* [Exercise]
Copy out, from the data, each line containing the string "date".

* [Listed records]
Content starts

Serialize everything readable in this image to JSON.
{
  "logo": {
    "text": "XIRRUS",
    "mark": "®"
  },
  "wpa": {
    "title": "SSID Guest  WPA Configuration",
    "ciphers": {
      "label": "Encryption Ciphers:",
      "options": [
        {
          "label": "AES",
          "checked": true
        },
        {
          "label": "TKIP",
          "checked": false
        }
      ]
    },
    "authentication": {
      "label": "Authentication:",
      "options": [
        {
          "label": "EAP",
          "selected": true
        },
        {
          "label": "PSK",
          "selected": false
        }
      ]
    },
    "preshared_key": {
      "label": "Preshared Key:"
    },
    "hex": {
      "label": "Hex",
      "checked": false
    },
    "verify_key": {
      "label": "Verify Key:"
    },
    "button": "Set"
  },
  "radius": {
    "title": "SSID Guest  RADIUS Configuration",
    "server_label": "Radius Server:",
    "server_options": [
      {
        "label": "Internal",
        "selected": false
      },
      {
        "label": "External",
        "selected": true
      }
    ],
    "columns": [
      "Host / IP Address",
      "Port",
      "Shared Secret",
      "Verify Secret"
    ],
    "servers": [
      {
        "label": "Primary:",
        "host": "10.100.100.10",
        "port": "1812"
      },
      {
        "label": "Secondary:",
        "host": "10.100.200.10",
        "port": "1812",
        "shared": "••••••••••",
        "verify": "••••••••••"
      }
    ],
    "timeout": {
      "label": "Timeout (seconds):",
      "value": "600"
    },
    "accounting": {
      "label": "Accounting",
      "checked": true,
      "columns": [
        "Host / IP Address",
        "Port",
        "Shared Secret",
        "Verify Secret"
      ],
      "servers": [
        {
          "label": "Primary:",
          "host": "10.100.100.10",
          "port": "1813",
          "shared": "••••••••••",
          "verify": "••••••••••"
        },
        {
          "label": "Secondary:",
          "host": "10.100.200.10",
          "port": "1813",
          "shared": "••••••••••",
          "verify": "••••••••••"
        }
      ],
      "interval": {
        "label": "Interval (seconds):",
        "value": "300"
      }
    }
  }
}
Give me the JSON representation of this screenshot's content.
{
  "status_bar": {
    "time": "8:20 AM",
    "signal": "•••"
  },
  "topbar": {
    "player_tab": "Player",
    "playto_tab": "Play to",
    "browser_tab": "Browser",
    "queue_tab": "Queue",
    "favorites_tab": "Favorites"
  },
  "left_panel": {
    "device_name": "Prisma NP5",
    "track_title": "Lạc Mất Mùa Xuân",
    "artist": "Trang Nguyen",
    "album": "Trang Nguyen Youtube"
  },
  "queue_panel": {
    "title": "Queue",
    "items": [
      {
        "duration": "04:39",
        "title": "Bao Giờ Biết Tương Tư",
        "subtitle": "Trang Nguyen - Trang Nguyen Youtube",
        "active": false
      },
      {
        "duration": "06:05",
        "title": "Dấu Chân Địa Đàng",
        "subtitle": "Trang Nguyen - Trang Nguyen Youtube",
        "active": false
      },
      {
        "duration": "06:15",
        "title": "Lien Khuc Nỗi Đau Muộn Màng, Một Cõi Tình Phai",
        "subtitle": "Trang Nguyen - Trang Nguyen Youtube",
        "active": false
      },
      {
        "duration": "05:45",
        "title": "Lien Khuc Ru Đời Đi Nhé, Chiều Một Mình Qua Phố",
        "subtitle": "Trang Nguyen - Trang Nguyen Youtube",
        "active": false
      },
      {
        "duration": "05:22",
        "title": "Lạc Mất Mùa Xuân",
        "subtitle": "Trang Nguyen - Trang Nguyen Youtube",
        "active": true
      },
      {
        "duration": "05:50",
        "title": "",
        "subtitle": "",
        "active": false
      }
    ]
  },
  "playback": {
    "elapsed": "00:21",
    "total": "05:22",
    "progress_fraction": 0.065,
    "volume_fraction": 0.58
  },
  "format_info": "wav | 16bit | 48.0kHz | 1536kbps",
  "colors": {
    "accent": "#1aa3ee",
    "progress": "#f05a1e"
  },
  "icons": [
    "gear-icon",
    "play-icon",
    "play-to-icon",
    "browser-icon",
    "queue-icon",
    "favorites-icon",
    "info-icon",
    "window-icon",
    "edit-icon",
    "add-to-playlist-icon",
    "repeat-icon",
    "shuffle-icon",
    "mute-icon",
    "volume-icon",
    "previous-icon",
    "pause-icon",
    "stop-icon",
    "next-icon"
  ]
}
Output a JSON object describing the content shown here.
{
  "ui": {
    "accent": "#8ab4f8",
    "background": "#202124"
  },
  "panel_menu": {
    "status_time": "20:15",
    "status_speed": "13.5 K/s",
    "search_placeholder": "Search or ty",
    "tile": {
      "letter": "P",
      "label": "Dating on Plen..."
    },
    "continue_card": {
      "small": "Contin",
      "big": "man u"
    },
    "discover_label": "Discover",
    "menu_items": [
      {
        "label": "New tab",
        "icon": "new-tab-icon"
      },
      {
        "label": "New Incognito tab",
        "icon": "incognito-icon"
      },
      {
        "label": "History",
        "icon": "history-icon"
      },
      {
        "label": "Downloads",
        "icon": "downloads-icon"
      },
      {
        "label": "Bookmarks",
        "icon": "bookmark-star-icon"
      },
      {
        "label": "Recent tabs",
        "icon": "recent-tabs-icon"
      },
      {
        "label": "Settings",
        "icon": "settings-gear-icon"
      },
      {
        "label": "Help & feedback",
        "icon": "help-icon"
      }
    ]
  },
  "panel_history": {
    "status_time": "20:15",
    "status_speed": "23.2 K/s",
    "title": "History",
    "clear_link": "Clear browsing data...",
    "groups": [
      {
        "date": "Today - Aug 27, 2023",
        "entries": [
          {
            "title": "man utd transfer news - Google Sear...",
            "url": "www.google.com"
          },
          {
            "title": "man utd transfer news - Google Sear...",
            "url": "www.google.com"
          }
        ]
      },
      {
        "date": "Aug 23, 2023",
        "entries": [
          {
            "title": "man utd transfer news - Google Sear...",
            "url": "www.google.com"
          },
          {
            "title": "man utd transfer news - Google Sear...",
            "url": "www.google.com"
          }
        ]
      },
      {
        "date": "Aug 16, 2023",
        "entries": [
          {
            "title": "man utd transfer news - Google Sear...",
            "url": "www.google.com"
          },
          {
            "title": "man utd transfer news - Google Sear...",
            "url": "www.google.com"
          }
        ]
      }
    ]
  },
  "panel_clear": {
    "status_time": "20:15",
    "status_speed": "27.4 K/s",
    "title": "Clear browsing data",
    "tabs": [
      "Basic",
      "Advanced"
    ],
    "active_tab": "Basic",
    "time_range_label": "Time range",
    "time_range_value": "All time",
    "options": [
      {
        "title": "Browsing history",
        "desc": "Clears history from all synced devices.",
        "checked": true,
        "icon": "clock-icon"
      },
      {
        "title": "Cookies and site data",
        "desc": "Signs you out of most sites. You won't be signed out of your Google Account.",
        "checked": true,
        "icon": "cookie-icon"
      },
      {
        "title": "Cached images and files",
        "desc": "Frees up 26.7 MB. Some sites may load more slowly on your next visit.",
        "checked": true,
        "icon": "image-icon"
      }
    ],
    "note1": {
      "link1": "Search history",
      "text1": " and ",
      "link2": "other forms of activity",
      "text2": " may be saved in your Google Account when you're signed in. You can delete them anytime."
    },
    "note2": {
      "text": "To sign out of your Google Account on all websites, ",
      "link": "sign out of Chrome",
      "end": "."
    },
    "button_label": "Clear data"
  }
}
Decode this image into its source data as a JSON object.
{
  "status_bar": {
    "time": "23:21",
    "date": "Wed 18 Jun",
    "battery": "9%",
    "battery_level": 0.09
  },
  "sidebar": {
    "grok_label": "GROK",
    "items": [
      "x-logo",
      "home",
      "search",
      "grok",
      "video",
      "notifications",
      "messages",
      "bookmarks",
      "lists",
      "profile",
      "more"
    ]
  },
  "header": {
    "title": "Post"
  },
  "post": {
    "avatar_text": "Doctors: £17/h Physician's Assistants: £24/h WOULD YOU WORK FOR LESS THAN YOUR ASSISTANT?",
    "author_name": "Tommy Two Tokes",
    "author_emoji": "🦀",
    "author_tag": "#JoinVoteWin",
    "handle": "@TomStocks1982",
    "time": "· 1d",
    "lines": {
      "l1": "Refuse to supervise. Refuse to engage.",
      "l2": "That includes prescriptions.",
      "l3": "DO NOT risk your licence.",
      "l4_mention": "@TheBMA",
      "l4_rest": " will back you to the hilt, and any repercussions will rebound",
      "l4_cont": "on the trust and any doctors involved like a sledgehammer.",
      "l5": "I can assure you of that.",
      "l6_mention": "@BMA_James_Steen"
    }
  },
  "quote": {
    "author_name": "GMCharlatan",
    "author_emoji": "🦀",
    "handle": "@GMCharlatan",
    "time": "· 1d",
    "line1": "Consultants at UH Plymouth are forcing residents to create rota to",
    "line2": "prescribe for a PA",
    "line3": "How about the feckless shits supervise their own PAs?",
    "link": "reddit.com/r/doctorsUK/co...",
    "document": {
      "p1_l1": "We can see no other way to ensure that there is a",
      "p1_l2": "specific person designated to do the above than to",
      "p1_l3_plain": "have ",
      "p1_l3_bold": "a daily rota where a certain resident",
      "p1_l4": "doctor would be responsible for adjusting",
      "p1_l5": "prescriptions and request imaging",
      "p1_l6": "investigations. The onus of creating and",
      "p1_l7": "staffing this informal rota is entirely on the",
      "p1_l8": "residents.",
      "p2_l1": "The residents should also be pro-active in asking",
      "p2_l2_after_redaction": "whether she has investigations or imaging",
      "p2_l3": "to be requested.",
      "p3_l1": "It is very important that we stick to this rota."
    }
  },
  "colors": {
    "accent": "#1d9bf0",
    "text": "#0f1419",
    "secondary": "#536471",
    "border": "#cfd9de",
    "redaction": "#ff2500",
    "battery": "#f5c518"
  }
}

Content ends

* [Final answer]
        "date": "Today - Aug 27, 2023",
        "date": "Aug 23, 2023",
        "date": "Aug 16, 2023",
    "date": "Wed 18 Jun",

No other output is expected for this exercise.